The following Convention Center Environmental Impact Report comments were submitted by SAND member and Boston bicyclist William Reyelt.
WILLIAM E. REYELT
255 Beacon Street, Unit 1
Boston, Massachusetts 02116
work: (617) 727-7001 x422
home: (617) 247-4467
November 24, 1998
Honorable Trudy Coxe
Secretary Executive Offices of Environmental Affairs
100 Cambridge Street, 20th Floor
Boston, MA 02202
RE: EOEA #11575,
Final Environmental Impact Report for the Boston Convention & Exhibition Center
Dear Secretary Coxe:
As a concerned resident of Boston and a cyclist, I would like to submit a few comments pertaining to the above-referenced document.
In reference to the bicycle parking discussed in the first paragraph of Section 3.9.9, I recommend that, at minimum, these facilities be provided in an amount that is generously pegged to corresponding provisions made for automobile parking.
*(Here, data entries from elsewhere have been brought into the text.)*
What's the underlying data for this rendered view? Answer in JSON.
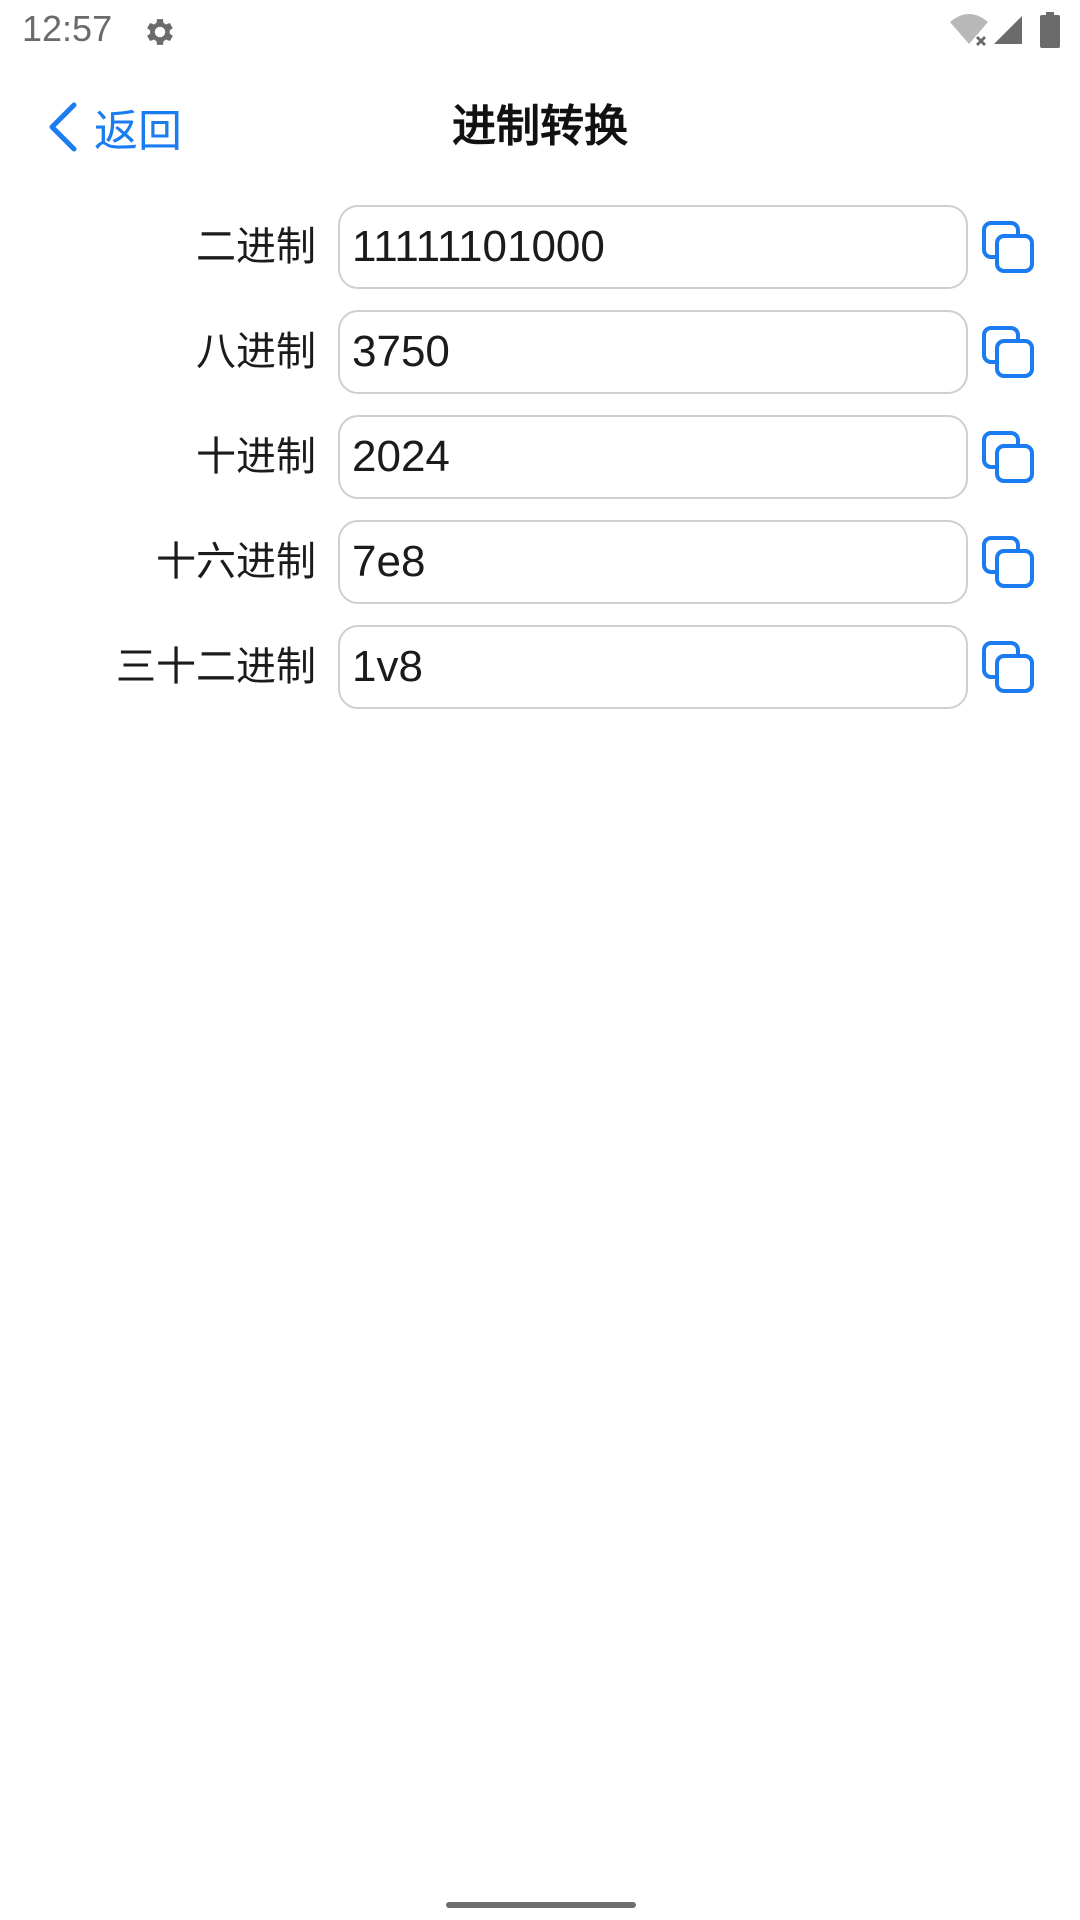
{
  "status_bar": {
    "time": "12:57",
    "settings_icon": "gear-icon",
    "wifi_icon": "wifi-off-icon",
    "signal_icon": "cell-signal-icon",
    "battery_icon": "battery-icon"
  },
  "nav": {
    "back_label": "返回",
    "back_icon": "chevron-left-icon",
    "title": "进制转换"
  },
  "rows": [
    {
      "label": "二进制",
      "value": "11111101000"
    },
    {
      "label": "八进制",
      "value": "3750"
    },
    {
      "label": "十进制",
      "value": "2024"
    },
    {
      "label": "十六进制",
      "value": "7e8"
    },
    {
      "label": "三十二进制",
      "value": "1v8"
    }
  ],
  "copy_icon": "copy-icon",
  "colors": {
    "accent": "#1a7cf0",
    "text": "#1b1b1b",
    "border": "#cfcfcf"
  }
}
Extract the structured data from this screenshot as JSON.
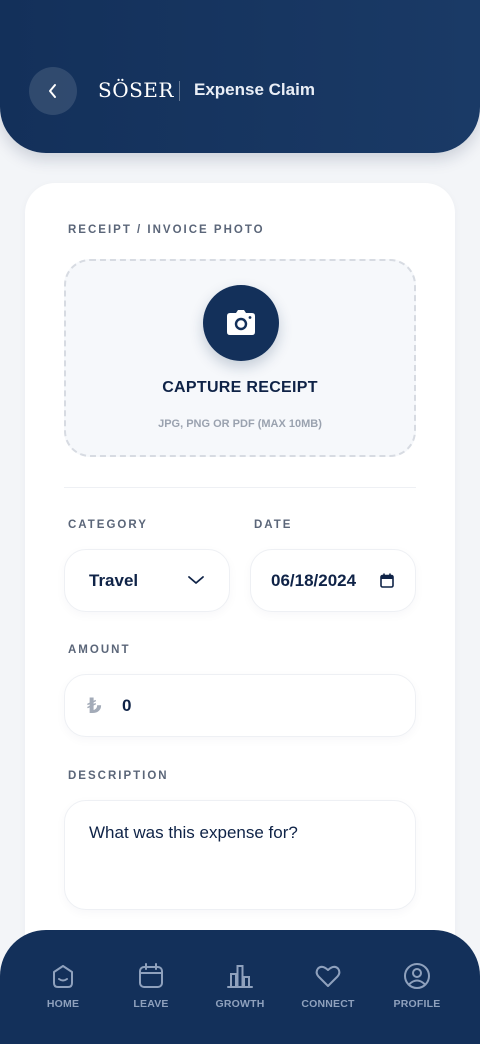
{
  "header": {
    "logo_text": "SÖSER",
    "title": "Expense Claim",
    "back_icon": "chevron-left-icon"
  },
  "receipt": {
    "section_label": "RECEIPT / INVOICE PHOTO",
    "capture_title": "CAPTURE RECEIPT",
    "capture_hint": "JPG, PNG OR PDF (MAX 10MB)",
    "icon": "camera-icon"
  },
  "category": {
    "label": "CATEGORY",
    "value": "Travel",
    "icon": "chevron-down-icon"
  },
  "date": {
    "label": "DATE",
    "value": "06/18/2024",
    "icon": "calendar-icon"
  },
  "amount": {
    "label": "AMOUNT",
    "currency_symbol": "₺",
    "value": "0"
  },
  "description": {
    "label": "DESCRIPTION",
    "placeholder": "What was this expense for?"
  },
  "nav": {
    "items": [
      {
        "label": "HOME",
        "icon": "home-icon"
      },
      {
        "label": "LEAVE",
        "icon": "calendar-icon"
      },
      {
        "label": "GROWTH",
        "icon": "bar-chart-icon"
      },
      {
        "label": "CONNECT",
        "icon": "heart-icon"
      },
      {
        "label": "PROFILE",
        "icon": "user-icon"
      }
    ]
  },
  "colors": {
    "primary": "#13305a",
    "background": "#f3f5f8",
    "card": "#ffffff",
    "muted_text": "#5b6679",
    "nav_label": "#8fa1bd"
  }
}
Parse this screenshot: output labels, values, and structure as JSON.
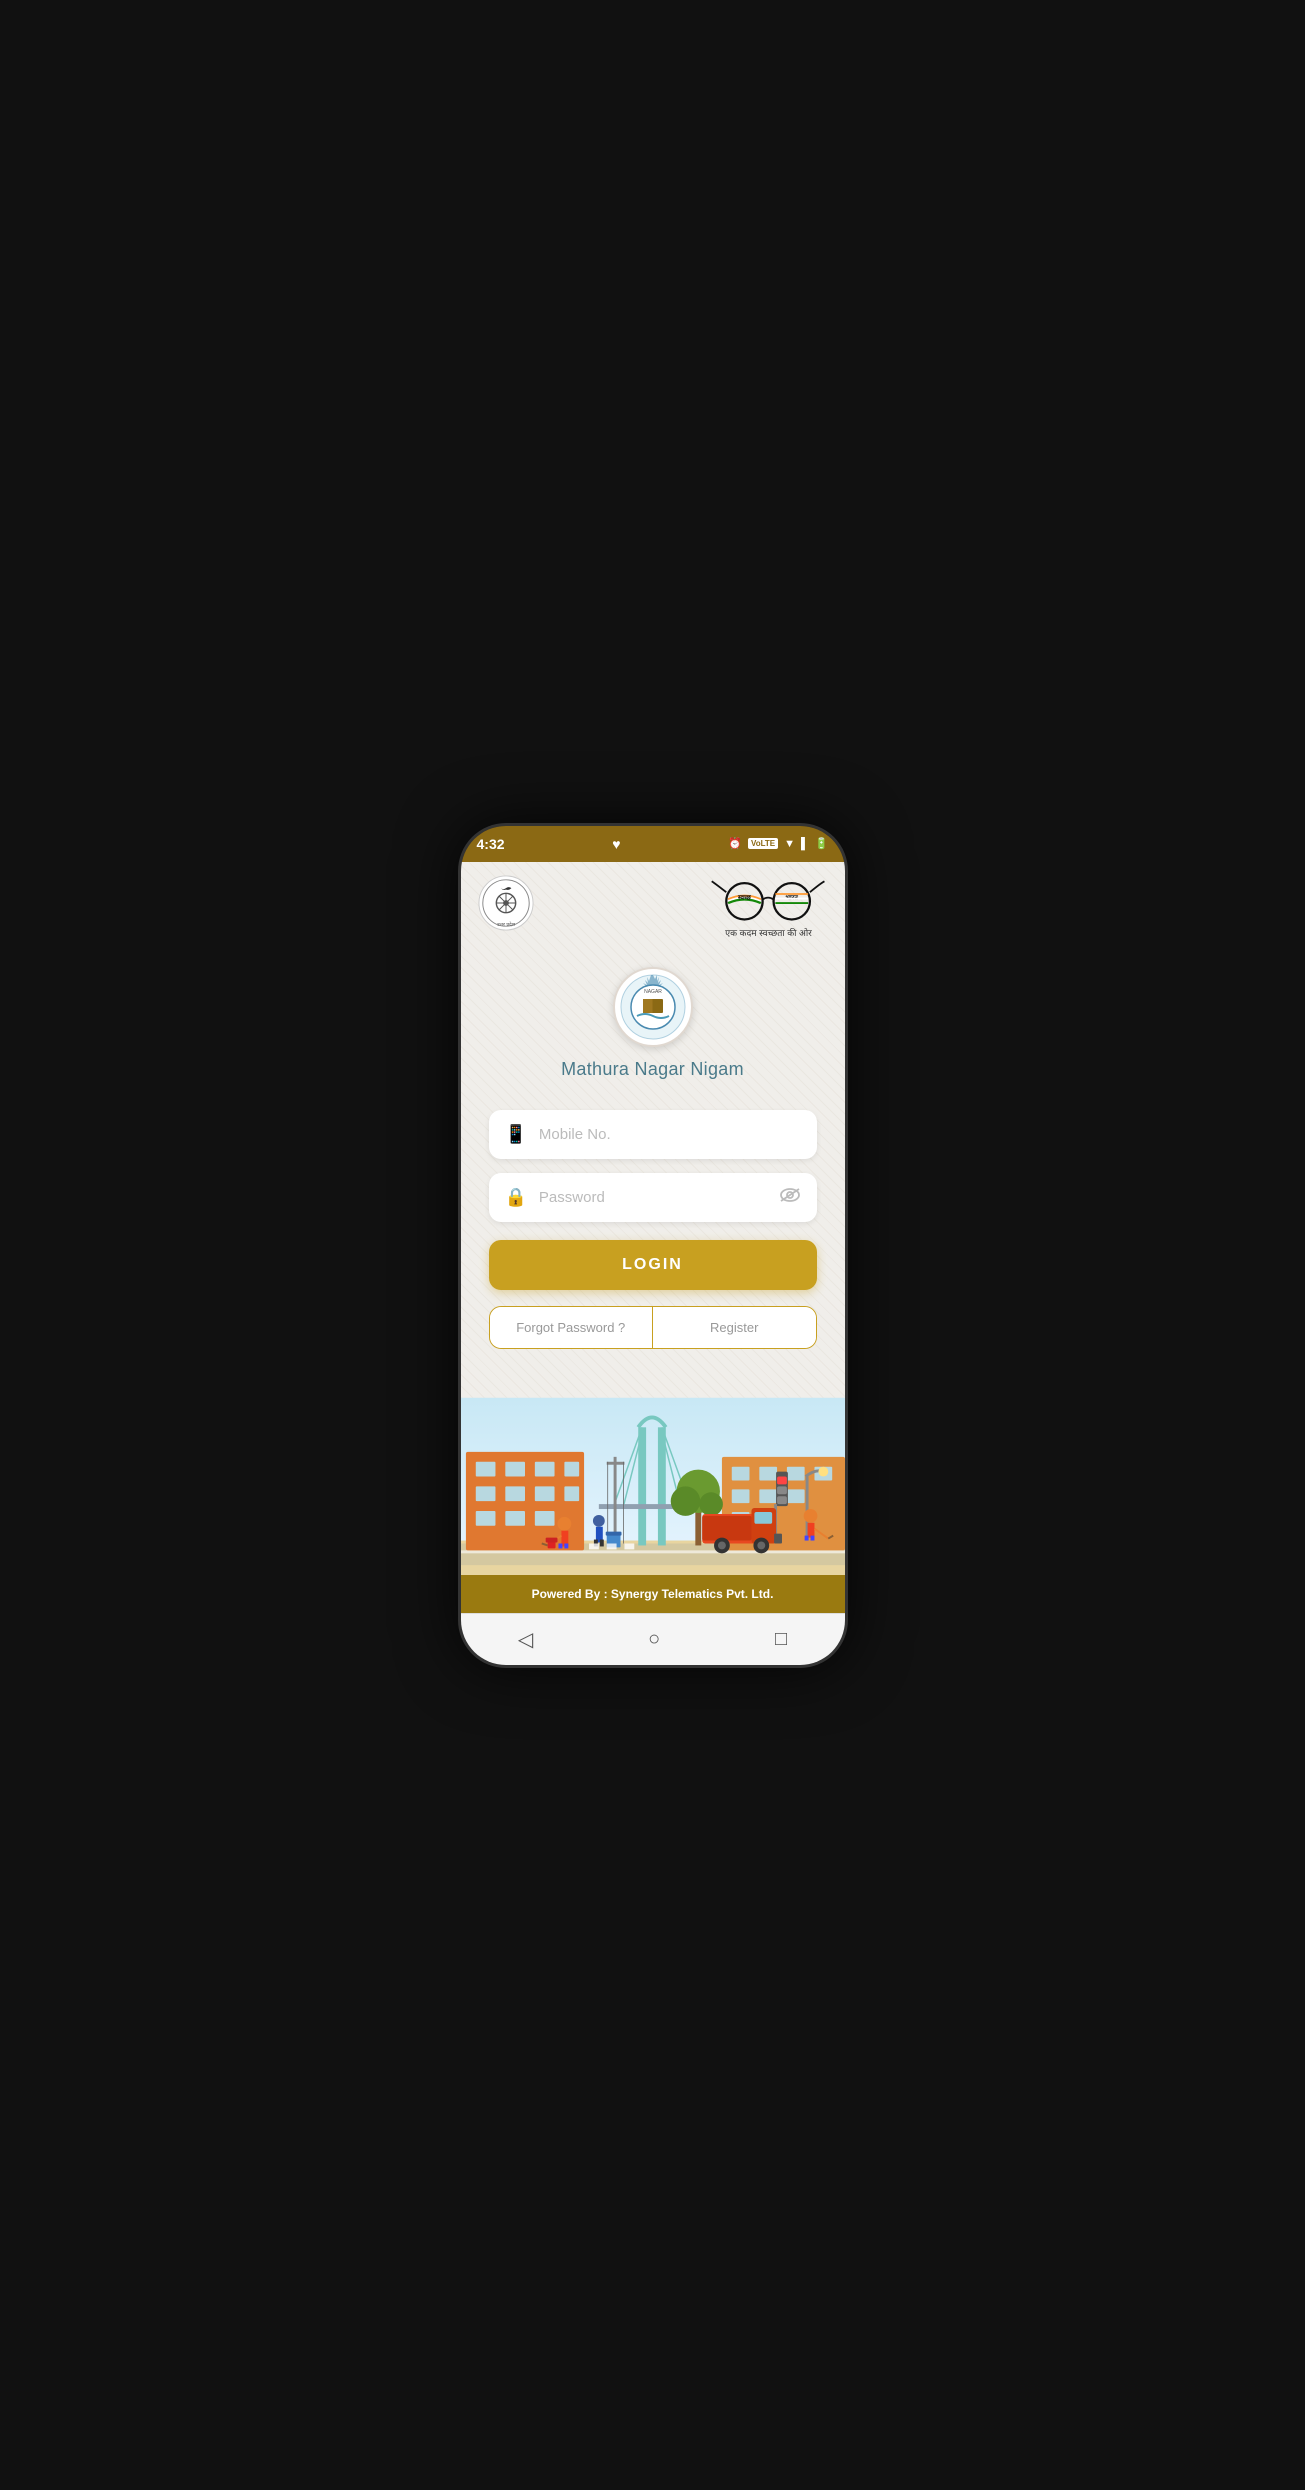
{
  "statusBar": {
    "time": "4:32",
    "heartIcon": "♥",
    "volteBadge": "VoLTE",
    "icons": [
      "alarm",
      "volte",
      "wifi",
      "signal",
      "battery"
    ]
  },
  "header": {
    "swachhTagline": "एक कदम स्वच्छता की ओर"
  },
  "app": {
    "name": "Mathura Nagar Nigam"
  },
  "form": {
    "mobileLabel": "Mobile No.",
    "mobilePlaceholder": "Mobile No.",
    "passwordLabel": "Password",
    "passwordPlaceholder": "Password",
    "loginButton": "LOGIN",
    "forgotPassword": "Forgot Password ?",
    "register": "Register"
  },
  "footer": {
    "poweredBy": "Powered By : Synergy Telematics Pvt. Ltd."
  },
  "colors": {
    "accent": "#c8a020",
    "header": "#8B6914",
    "teal": "#4a7a8a"
  }
}
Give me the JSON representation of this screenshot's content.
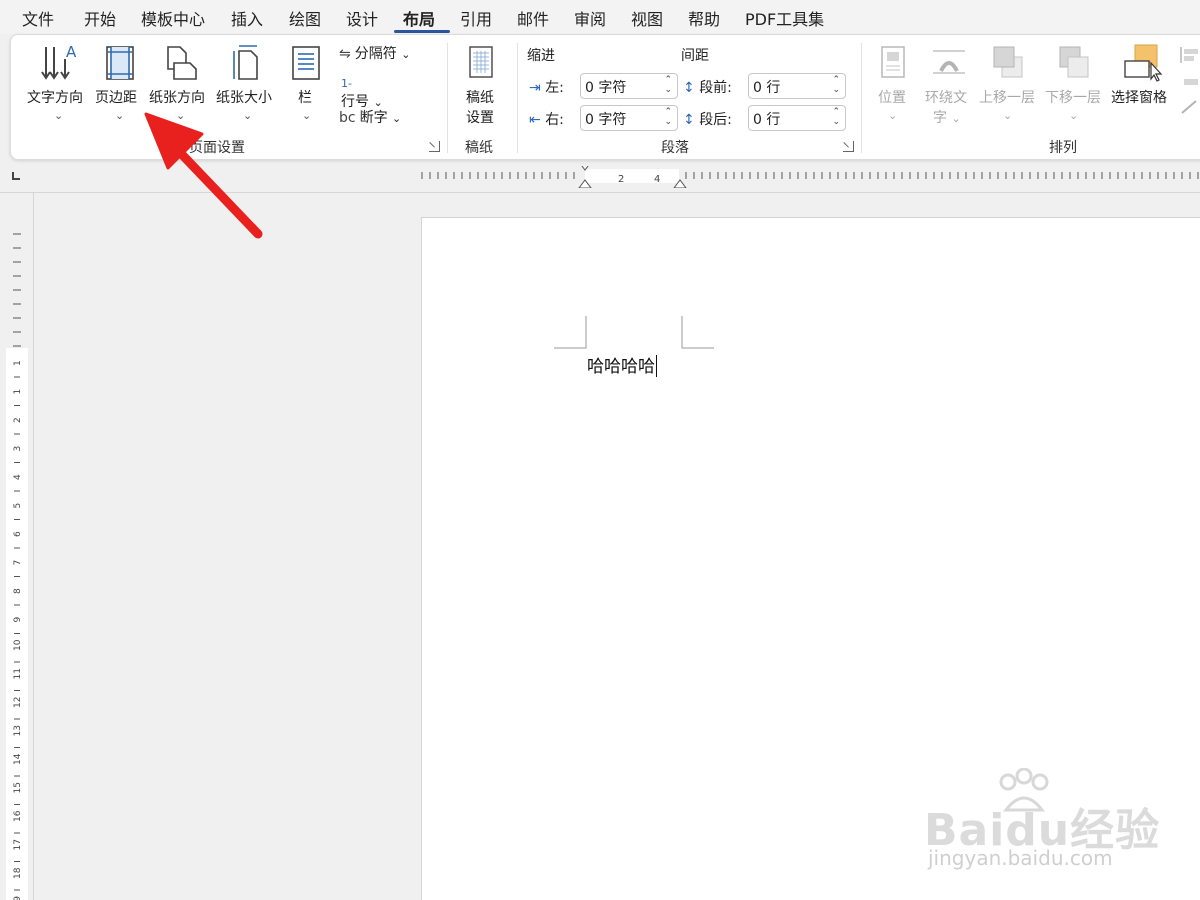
{
  "menu": {
    "tabs": [
      "文件",
      "开始",
      "模板中心",
      "插入",
      "绘图",
      "设计",
      "布局",
      "引用",
      "邮件",
      "审阅",
      "视图",
      "帮助",
      "PDF工具集"
    ],
    "active_tab": "布局"
  },
  "ribbon": {
    "page_setup": {
      "text_direction": "文字方向",
      "margins": "页边距",
      "orientation": "纸张方向",
      "size": "纸张大小",
      "columns": "栏",
      "breaks": "分隔符",
      "line_numbers": "行号",
      "hyphenation": "断字",
      "group_label": "页面设置"
    },
    "manuscript": {
      "settings_line1": "稿纸",
      "settings_line2": "设置",
      "group_label": "稿纸"
    },
    "paragraph": {
      "indent_label": "缩进",
      "spacing_label": "间距",
      "left_label": "左:",
      "left_value": "0 字符",
      "right_label": "右:",
      "right_value": "0 字符",
      "before_label": "段前:",
      "before_value": "0 行",
      "after_label": "段后:",
      "after_value": "0 行",
      "group_label": "段落"
    },
    "arrange": {
      "position": "位置",
      "wrap_text_line1": "环绕文",
      "wrap_text_line2": "字",
      "bring_forward": "上移一层",
      "send_backward": "下移一层",
      "selection_pane": "选择窗格",
      "group_label": "排列"
    }
  },
  "ruler": {
    "h_labels": [
      "2",
      "4"
    ],
    "v_labels": [
      "1",
      "1",
      "2",
      "3",
      "4",
      "5",
      "6",
      "7",
      "8",
      "9",
      "10",
      "11",
      "12",
      "13",
      "14",
      "15",
      "16",
      "17",
      "18",
      "19"
    ]
  },
  "document": {
    "text": "哈哈哈哈"
  },
  "watermark": {
    "main": "Baidu经验",
    "sub": "jingyan.baidu.com"
  },
  "colors": {
    "accent": "#2b579a",
    "arrow": "#e8211f",
    "icon_blue": "#2e6ab5"
  }
}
Commonly-accepted standards for required bicycle parking are in existence (see http://www.odot.state. or.us/techserv/bikewalk/plantext/parking.htm or http://www.trans.ci.portland.or.us/ Traffic_Management/Bicycle_Program/parkguide.htm) and such standards should be matched or exceeded, so that bicycle access will be not merely accommodated but encouraged.
Along these same lines, short-term bicycle parking facilities to accommodate non-employee/visiting cyclists should be provided in addition to the long-term/covered bicycle parking facilities mentioned in the report. Accordingly, the promotion of cycling as a means of traveling to and from the BCEC should not be limited simply to employees as visitors will no doubt include people from the Boston area whose mode of travel is not predetermined.
The last sentence of the first paragraph of Section 3.9.9 states that "an attempt will be made" to provide shower and changing facilities for employees who are bicycle commuters. While this statement shows an admirable consideration for cyclists, I want to emphasize how critical the achievement of this objective is and suggest that language be altered to become a more substantive commitment.
As a cyclist with a formal education in transportation planning, I believe that the significance of end-of-trip facilities for bicycle commuters is considerably under-estimated as factor which influences travel behavior. In the humid summer months and for anything but the shortest of bicycle commutes, the ability to shower and change at the work place is critical. For this reason, I think that the BCEC must not simply attempt to provide these facilities, but rather provide these facilities or a reasonable alternative such as some sort of discount/voucher-type arrangement with a nearby health club.
Section 3.8.3 Bicycle Design Elements describes the provisions for cyclists along the travel ways adjacent to the BCEC. The language surrounding the "wide curb lane" is somewhat vague, and I am wondering how this will be marked. It is widely accepted that vehicle speeds increase with increasing travel lane widths. If the defacto bicycle lane is simply the undelineated extra pavement belonging to an abnormally large travel lane, an excessive design speed will compromise conditions for cyclists. While bicycle lanes per se may not be necessary, there need to some pavement marking to limit the psychological width of the vehicle travel lane.
In general reference to bicycle and pedestrian issues, it would be nice to see a wide range of traffic calming techniques employed throughout the vicinity of the BCEC. Boston does not seem to think that traffic calming belongs in the downtown of a major city; however, there are numerous examples to the contrary.
Lastly, I would like to make a comment beyond my general concern with bicycle and pedestrian issues. The BCEC is an enormous building with an extremely large footprint for its location in a city center where land and open-space are at a premium. There are wonderful examples available in terms of so-called "green" or "sustainable" architecture (see: http://www.mcdonough.com/ or http://www.cornishproductions.com/WorkIn Progress/4%20TimesSq.html, etc.) and given the adverse social and environmental impacts associated with a building of this scale, in this location, it seems reasonable to suggest that similar techniques be explored. Properly utilized, the massive uninterrupted rooftop alone presents a magnificent opportunity for mitigation against these environmental and social impacts.